similar in spirit to what has been proposed by Chandler for X86_64 at
This patch adds a new llvm intrinsic:
T @llvm.speculation_safe_value(T %val)
where T can be any integer or any pointer type.
- This intrinsic returns either value %val or 0. When this intrinsic is executed on a miss-speculated path, where the miss-speculation is caused by at least one miss-predicted direct conditional branch, the intrinsic guarantees that value 0 is returned.
- This intrinsic is close to what Philip Reames suggested as an alternative on https://reviews.llvm.org/D41761.
- This could be extended to become T @llvm.speculation_safe_value(T %val, T %miss_spec_val) where the intrinsics returns %miss_spec_val instead of 0 when executed on miss-speculated path. However, that is currently not implemented in this patch.
The introduction of this intrinsic has multiple advantages in helping to
mitigate against Spectre v1 attacks:
- It enables users to only mark the specific values they need to be protected under miss-speculation - if they know which values/program locations need protection.
- For automatic protection of all values loaded: this enables relatively easy experimentation with different heuristics of where the intrinsic/protection should get inserted. One such example heuristic is implemented in a follow-on patch. In other words, even when only focussing on a fully automated approach, separating the decisions on where to insert protection vs doing the necessary transforms/lowering on where protection is needed makes the code slightly easier to understand, review and maintain.
The intrinsic (as implemented in this patch) assumes control flow
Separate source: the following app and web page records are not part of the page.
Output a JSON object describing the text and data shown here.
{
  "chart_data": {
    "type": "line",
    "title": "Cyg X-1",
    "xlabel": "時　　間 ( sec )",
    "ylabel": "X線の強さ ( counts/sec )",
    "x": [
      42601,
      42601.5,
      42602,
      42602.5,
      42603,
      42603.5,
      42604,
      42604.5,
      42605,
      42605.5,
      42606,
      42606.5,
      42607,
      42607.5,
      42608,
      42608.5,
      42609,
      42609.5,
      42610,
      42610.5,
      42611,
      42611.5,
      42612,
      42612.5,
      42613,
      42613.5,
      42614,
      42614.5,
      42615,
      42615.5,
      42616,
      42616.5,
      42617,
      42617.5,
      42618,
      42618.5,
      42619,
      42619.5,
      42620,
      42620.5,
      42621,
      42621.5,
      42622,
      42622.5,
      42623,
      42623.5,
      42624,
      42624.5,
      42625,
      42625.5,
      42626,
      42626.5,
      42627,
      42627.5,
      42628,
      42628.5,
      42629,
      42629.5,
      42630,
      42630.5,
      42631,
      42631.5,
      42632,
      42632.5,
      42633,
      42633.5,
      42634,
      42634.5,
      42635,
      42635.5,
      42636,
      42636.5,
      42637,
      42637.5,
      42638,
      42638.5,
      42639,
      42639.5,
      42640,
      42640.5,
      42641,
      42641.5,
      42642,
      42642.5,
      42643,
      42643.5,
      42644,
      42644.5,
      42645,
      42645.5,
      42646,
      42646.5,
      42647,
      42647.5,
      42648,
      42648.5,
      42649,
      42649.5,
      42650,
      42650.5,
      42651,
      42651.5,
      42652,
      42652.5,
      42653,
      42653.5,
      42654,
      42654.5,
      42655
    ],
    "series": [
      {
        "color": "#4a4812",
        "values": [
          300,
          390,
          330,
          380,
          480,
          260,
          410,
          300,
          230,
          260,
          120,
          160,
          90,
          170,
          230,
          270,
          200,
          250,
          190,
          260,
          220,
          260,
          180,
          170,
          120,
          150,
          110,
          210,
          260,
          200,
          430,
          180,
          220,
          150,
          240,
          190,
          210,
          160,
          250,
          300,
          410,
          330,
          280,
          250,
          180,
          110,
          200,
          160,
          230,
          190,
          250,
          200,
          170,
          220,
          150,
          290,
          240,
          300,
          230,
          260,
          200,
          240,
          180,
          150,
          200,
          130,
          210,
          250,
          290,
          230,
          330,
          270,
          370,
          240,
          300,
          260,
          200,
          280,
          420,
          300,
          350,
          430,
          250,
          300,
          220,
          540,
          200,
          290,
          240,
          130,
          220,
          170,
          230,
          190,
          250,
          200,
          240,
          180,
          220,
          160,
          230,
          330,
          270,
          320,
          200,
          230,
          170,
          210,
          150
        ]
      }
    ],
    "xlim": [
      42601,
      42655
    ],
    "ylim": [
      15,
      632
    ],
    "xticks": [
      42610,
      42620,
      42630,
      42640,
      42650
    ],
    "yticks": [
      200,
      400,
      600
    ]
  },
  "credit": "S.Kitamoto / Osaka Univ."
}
miss-speculation tracking has been enabled (see previous patch).
A follow-on patch will make this intrinsic also work without needing
the miss-speculation tracking.